# TASK INSTRUCTIONS
Check each line of the entries below for the word "displayed", then state how many lines have it and nothing more.

# EXERCISE MATERIAL
_ _ _ _
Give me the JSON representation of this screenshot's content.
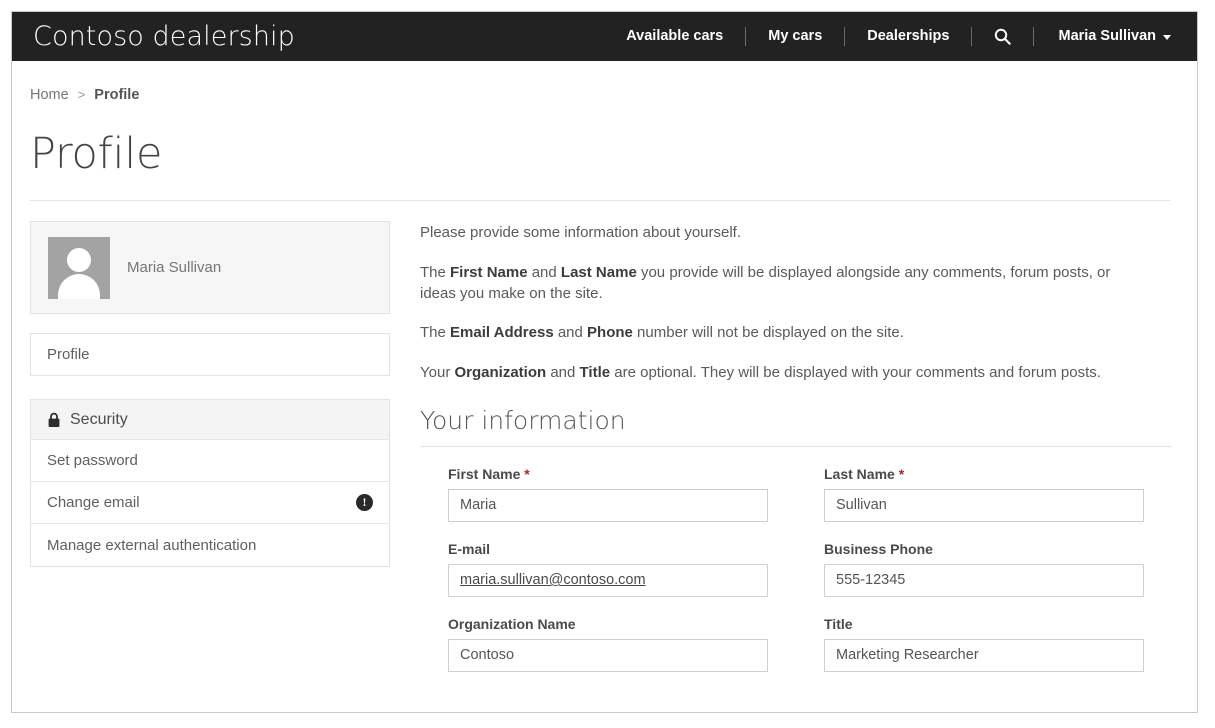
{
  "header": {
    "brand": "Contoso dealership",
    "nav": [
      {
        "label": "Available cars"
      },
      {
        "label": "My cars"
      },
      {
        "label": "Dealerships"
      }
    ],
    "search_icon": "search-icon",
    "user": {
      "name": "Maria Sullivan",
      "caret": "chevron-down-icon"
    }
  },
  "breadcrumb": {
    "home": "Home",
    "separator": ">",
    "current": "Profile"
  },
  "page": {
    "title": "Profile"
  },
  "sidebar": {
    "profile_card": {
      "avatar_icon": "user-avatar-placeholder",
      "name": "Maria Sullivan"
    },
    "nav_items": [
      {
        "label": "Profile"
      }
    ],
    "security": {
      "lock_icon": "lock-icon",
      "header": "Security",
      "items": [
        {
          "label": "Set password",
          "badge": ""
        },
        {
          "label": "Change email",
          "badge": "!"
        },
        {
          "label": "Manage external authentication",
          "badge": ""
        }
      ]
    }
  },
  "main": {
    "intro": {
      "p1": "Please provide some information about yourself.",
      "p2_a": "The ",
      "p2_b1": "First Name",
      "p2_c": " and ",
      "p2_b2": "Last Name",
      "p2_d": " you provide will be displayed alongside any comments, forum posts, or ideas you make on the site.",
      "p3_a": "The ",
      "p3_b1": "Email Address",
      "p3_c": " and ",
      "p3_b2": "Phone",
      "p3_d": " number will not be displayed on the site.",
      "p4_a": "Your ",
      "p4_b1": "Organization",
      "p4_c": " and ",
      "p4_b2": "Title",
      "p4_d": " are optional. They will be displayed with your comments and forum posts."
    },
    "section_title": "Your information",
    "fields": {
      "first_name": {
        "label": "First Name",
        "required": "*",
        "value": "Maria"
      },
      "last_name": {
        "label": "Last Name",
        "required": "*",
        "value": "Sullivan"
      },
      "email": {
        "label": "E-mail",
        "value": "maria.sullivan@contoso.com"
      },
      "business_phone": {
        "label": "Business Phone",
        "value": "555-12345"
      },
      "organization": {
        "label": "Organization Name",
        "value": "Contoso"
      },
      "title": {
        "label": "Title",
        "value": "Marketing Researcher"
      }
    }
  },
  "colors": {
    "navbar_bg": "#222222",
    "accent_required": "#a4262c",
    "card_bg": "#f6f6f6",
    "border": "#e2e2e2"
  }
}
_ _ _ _
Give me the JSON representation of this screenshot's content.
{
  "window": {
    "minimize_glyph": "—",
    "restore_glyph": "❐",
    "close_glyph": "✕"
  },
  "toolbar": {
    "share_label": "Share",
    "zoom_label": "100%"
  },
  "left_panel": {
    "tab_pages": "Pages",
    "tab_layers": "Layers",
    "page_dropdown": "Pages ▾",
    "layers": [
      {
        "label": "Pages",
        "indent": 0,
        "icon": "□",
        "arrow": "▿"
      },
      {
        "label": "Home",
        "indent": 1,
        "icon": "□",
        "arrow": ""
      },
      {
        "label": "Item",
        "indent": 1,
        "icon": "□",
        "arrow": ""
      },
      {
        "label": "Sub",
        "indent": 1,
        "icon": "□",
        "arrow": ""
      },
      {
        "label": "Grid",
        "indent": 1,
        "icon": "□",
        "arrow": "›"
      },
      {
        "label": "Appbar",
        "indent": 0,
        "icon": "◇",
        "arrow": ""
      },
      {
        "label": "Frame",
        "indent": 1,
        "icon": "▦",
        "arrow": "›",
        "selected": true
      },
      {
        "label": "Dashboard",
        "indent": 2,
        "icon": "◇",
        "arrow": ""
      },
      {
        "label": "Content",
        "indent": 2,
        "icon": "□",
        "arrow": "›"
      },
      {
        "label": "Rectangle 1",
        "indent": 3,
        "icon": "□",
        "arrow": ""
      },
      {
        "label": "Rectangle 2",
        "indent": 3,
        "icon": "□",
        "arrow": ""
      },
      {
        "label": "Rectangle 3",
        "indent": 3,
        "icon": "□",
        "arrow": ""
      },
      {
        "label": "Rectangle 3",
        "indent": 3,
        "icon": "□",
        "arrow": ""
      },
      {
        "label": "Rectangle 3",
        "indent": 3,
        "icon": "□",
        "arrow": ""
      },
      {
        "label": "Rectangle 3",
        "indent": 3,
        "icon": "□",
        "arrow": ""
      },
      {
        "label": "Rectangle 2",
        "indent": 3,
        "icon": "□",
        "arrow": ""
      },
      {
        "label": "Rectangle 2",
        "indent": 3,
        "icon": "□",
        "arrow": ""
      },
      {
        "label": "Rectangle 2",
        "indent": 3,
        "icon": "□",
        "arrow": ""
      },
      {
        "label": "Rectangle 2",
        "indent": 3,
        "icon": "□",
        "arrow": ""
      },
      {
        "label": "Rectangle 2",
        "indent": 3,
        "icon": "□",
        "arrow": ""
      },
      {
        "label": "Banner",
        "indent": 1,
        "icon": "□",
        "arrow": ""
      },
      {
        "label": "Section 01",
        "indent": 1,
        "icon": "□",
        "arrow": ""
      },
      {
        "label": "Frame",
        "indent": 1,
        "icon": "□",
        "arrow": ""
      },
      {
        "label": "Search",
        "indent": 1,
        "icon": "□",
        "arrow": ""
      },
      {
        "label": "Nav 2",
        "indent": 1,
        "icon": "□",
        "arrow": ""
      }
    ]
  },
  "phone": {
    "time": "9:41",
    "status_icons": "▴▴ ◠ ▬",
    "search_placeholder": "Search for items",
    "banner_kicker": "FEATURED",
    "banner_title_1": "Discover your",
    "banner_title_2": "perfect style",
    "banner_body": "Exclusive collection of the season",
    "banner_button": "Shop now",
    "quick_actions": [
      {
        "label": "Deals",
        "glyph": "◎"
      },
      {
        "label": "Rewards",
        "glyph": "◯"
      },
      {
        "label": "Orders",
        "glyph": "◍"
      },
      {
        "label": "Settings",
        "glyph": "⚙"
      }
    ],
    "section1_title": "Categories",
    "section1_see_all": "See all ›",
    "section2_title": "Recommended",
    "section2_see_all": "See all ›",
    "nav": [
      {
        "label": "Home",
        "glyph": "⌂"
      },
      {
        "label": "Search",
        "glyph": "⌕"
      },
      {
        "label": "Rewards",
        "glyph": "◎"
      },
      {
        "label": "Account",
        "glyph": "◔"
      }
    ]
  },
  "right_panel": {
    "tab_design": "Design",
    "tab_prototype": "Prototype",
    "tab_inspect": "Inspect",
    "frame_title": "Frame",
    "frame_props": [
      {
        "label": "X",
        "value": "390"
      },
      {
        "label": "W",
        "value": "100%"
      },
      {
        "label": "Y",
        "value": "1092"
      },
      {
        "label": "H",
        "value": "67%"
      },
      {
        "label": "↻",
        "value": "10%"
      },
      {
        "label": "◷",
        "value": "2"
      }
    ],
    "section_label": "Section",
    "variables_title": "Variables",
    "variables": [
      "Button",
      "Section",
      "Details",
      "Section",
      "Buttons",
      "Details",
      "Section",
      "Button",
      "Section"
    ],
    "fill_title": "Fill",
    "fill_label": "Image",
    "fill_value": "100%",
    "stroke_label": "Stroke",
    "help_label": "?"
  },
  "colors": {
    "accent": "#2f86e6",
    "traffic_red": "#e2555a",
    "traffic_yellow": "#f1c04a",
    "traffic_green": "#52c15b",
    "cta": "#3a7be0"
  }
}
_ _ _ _
# RESULT
3